* [Your task]: An exact copy of every record is needed, with all pictures omitted.

* [Study material]:

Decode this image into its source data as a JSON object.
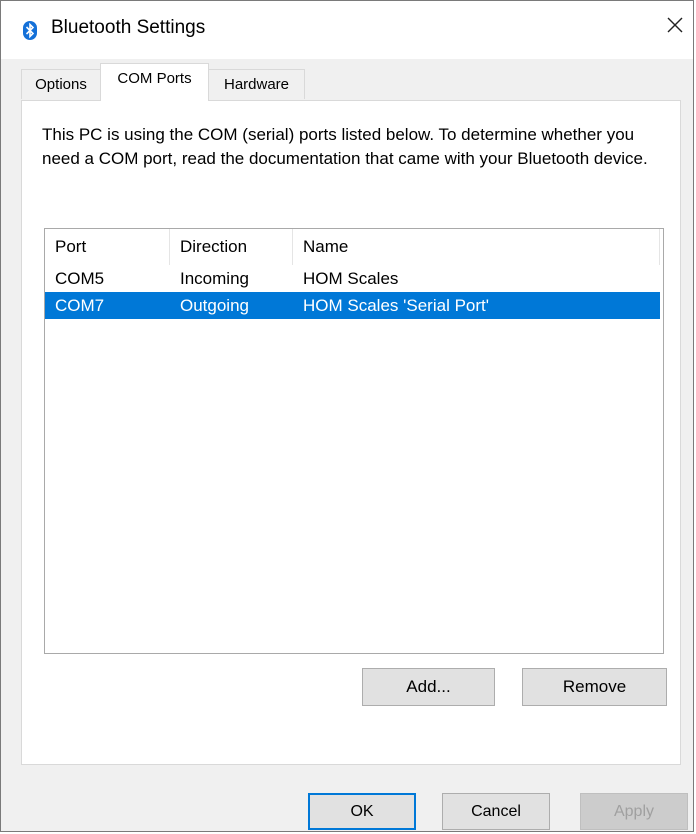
{
  "window": {
    "title": "Bluetooth Settings",
    "icon": "bluetooth-icon",
    "close_icon": "close-icon"
  },
  "tabs": [
    {
      "label": "Options",
      "selected": false
    },
    {
      "label": "COM Ports",
      "selected": true
    },
    {
      "label": "Hardware",
      "selected": false
    }
  ],
  "description": "This PC is using the COM (serial) ports listed below. To determine whether you need a COM port, read the documentation that came with your Bluetooth device.",
  "port_list": {
    "columns": [
      "Port",
      "Direction",
      "Name"
    ],
    "rows": [
      {
        "port": "COM5",
        "direction": "Incoming",
        "name": "HOM Scales",
        "selected": false
      },
      {
        "port": "COM7",
        "direction": "Outgoing",
        "name": "HOM Scales 'Serial Port'",
        "selected": true
      }
    ],
    "selection_color": "#0078d7"
  },
  "buttons": {
    "add": "Add...",
    "remove": "Remove",
    "ok": "OK",
    "cancel": "Cancel",
    "apply": "Apply"
  }
}
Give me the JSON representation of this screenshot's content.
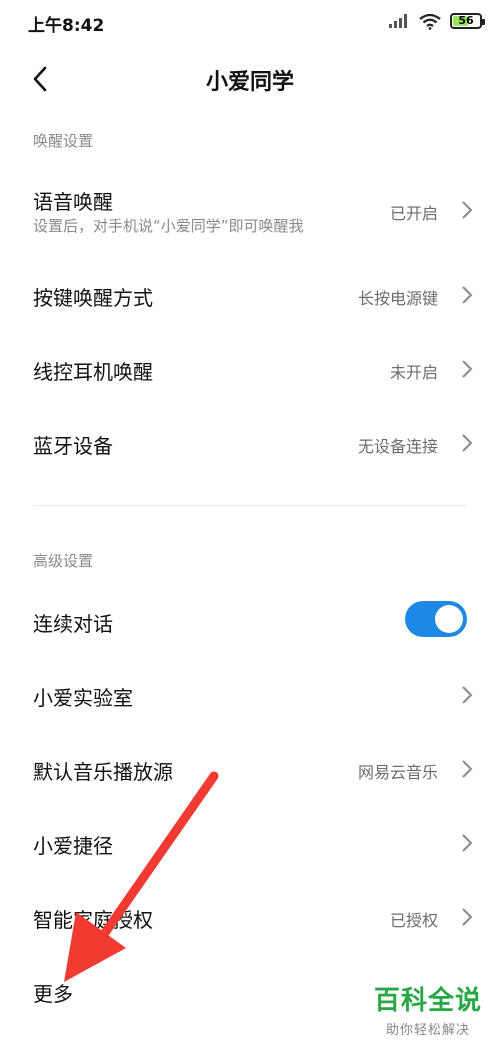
{
  "status_bar": {
    "time": "上午8:42",
    "battery_level": "56",
    "battery_fraction": 0.56,
    "icons": [
      "signal-icon",
      "wifi-icon",
      "battery-icon"
    ]
  },
  "header": {
    "title": "小爱同学",
    "back_icon": "chevron-left-icon"
  },
  "sections": {
    "wake": {
      "header": "唤醒设置",
      "items": [
        {
          "title": "语音唤醒",
          "subtitle": "设置后，对手机说“小爱同学”即可唤醒我",
          "value": "已开启"
        },
        {
          "title": "按键唤醒方式",
          "value": "长按电源键"
        },
        {
          "title": "线控耳机唤醒",
          "value": "未开启"
        },
        {
          "title": "蓝牙设备",
          "value": "无设备连接"
        }
      ]
    },
    "advanced": {
      "header": "高级设置",
      "items": [
        {
          "title": "连续对话",
          "toggle_on": true
        },
        {
          "title": "小爱实验室",
          "value": ""
        },
        {
          "title": "默认音乐播放源",
          "value": "网易云音乐"
        },
        {
          "title": "小爱捷径",
          "value": ""
        },
        {
          "title": "智能家庭授权",
          "value": "已授权"
        },
        {
          "title": "更多",
          "value": ""
        }
      ]
    }
  },
  "colors": {
    "accent": "#1e88e5",
    "annotation_arrow": "#f03a32",
    "watermark": "#28a745"
  },
  "watermark": {
    "title": "百科全说",
    "subtitle": "助你轻松解决"
  }
}
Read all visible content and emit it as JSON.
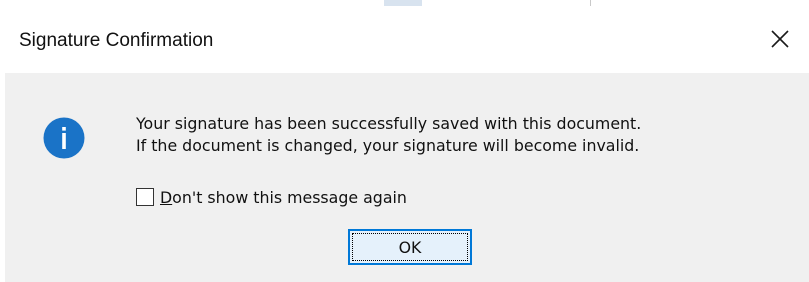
{
  "dialog": {
    "title": "Signature Confirmation",
    "close_icon": "close-icon",
    "info_icon": "info-icon",
    "message_line1": "Your signature has been successfully saved with this document.",
    "message_line2": "If the document is changed, your signature will become invalid.",
    "checkbox": {
      "accelerator": "D",
      "label_rest": "on't show this message again",
      "checked": false
    },
    "ok_label": "OK"
  },
  "colors": {
    "dialog_body": "#f0f0f0",
    "title_bar": "#ffffff",
    "info_icon_fill": "#1a73c7",
    "ok_button_border": "#0078d7",
    "ok_button_fill": "#e5f1fb"
  }
}
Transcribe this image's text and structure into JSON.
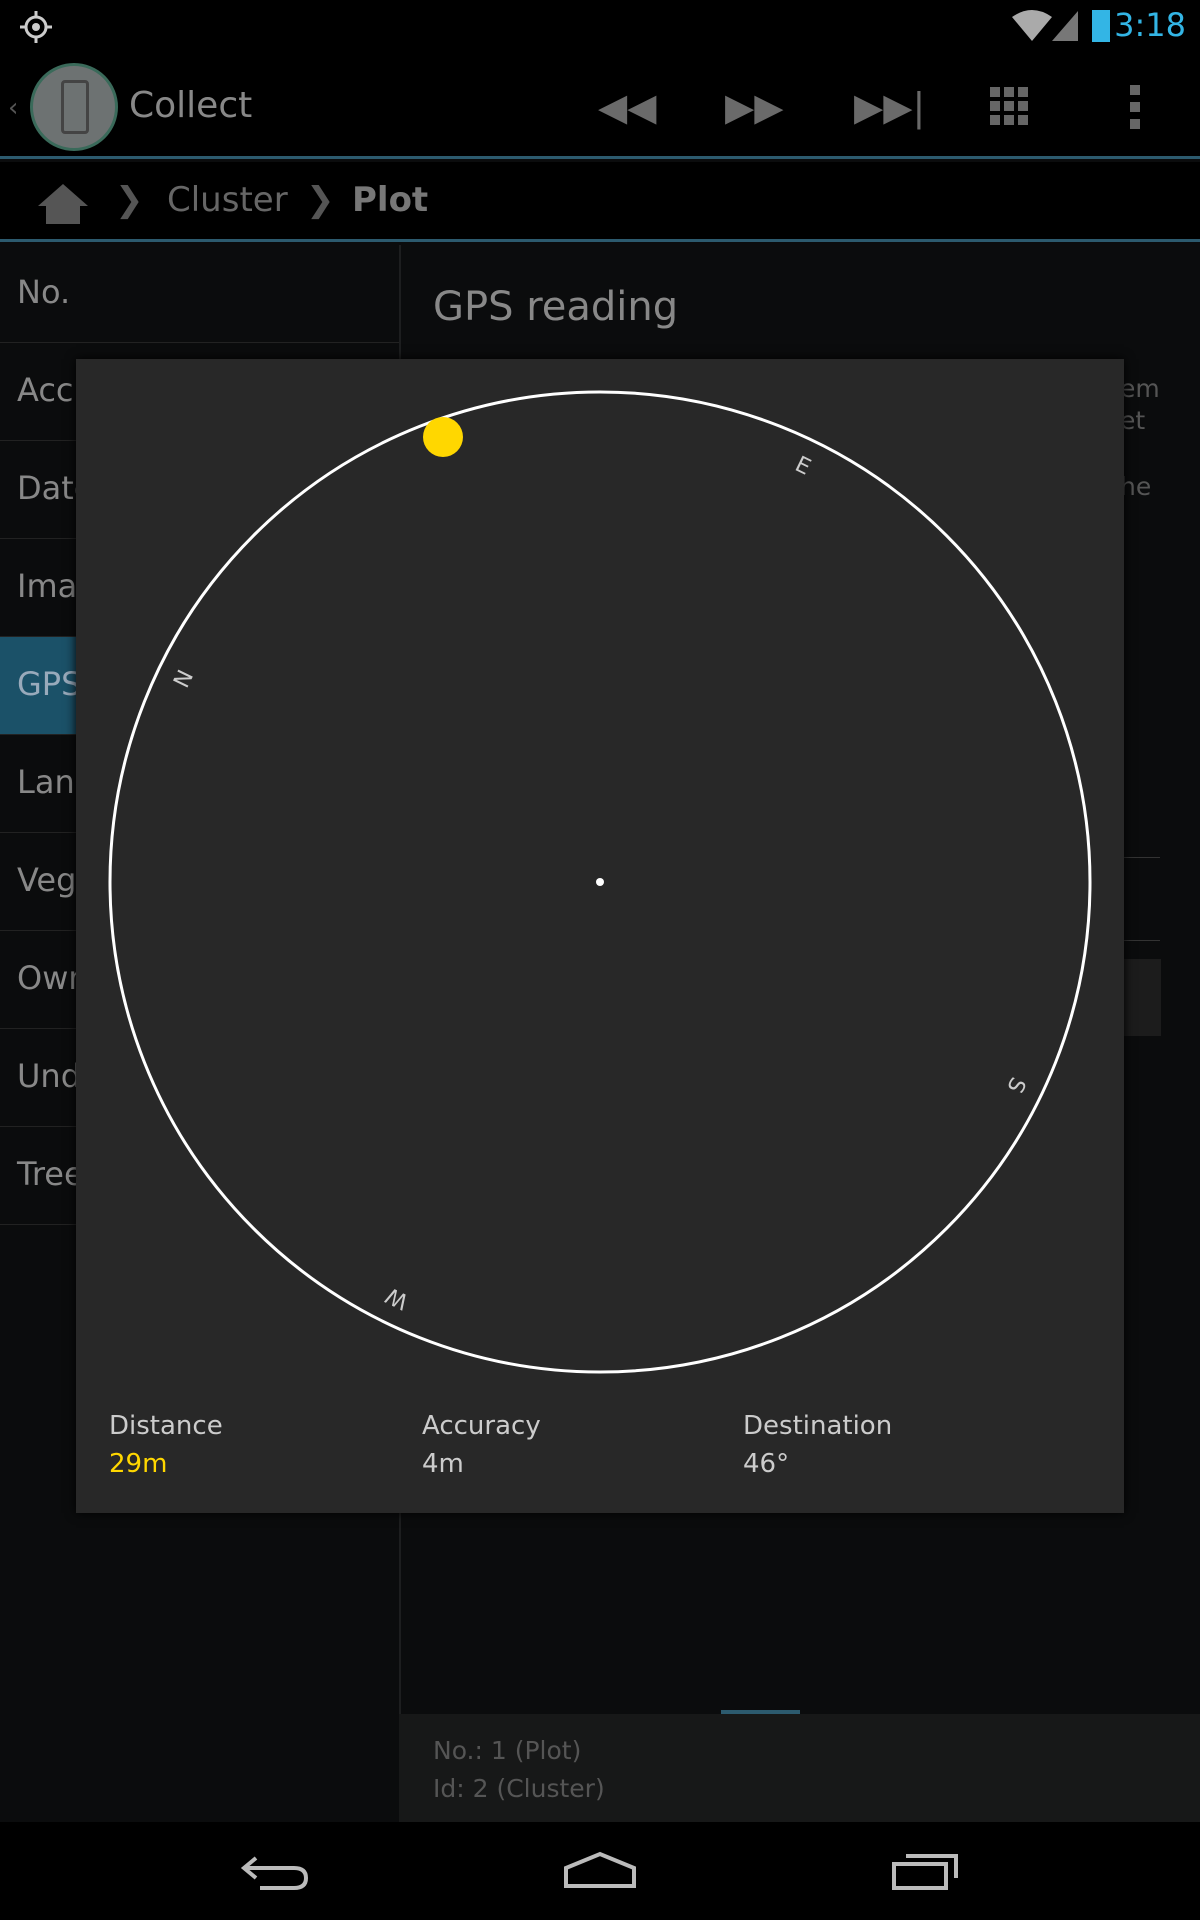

* [The answer]:
Decode this image into its source data as a JSON object.
{
  "window": {
    "title": "Bluetooth Settings",
    "icon": "bluetooth-icon",
    "close_icon": "close-icon"
  },
  "tabs": [
    {
      "label": "Options",
      "selected": false
    },
    {
      "label": "COM Ports",
      "selected": true
    },
    {
      "label": "Hardware",
      "selected": false
    }
  ],
  "description": "This PC is using the COM (serial) ports listed below. To determine whether you need a COM port, read the documentation that came with your Bluetooth device.",
  "port_list": {
    "columns": [
      "Port",
      "Direction",
      "Name"
    ],
    "rows": [
      {
        "port": "COM5",
        "direction": "Incoming",
        "name": "HOM Scales",
        "selected": false
      },
      {
        "port": "COM7",
        "direction": "Outgoing",
        "name": "HOM Scales 'Serial Port'",
        "selected": true
      }
    ],
    "selection_color": "#0078d7"
  },
  "buttons": {
    "add": "Add...",
    "remove": "Remove",
    "ok": "OK",
    "cancel": "Cancel",
    "apply": "Apply"
  }
}
Give me the JSON representation of this screenshot's content.
{
  "status_bar": {
    "time": "上午8:42",
    "battery_level": "56",
    "battery_fraction": 0.56,
    "icons": [
      "signal-icon",
      "wifi-icon",
      "battery-icon"
    ]
  },
  "header": {
    "title": "小爱同学",
    "back_icon": "chevron-left-icon"
  },
  "sections": {
    "wake": {
      "header": "唤醒设置",
      "items": [
        {
          "title": "语音唤醒",
          "subtitle": "设置后，对手机说“小爱同学”即可唤醒我",
          "value": "已开启"
        },
        {
          "title": "按键唤醒方式",
          "value": "长按电源键"
        },
        {
          "title": "线控耳机唤醒",
          "value": "未开启"
        },
        {
          "title": "蓝牙设备",
          "value": "无设备连接"
        }
      ]
    },
    "advanced": {
      "header": "高级设置",
      "items": [
        {
          "title": "连续对话",
          "toggle_on": true
        },
        {
          "title": "小爱实验室",
          "value": ""
        },
        {
          "title": "默认音乐播放源",
          "value": "网易云音乐"
        },
        {
          "title": "小爱捷径",
          "value": ""
        },
        {
          "title": "智能家庭授权",
          "value": "已授权"
        },
        {
          "title": "更多",
          "value": ""
        }
      ]
    }
  },
  "colors": {
    "accent": "#1e88e5",
    "annotation_arrow": "#f03a32",
    "watermark": "#28a745"
  },
  "watermark": {
    "title": "百科全说",
    "subtitle": "助你轻松解决"
  }
}
Read all visible content and emit it as JSON.
{
  "dialog": {
    "title": "Signature Confirmation",
    "close_icon": "close-icon",
    "info_icon": "info-icon",
    "message_line1": "Your signature has been successfully saved with this document.",
    "message_line2": "If the document is changed, your signature will become invalid.",
    "checkbox": {
      "accelerator": "D",
      "label_rest": "on't show this message again",
      "checked": false
    },
    "ok_label": "OK"
  },
  "colors": {
    "dialog_body": "#f0f0f0",
    "title_bar": "#ffffff",
    "info_icon_fill": "#1a73c7",
    "ok_button_border": "#0078d7",
    "ok_button_fill": "#e5f1fb"
  }
}
Transcribe this image's text and structure into JSON.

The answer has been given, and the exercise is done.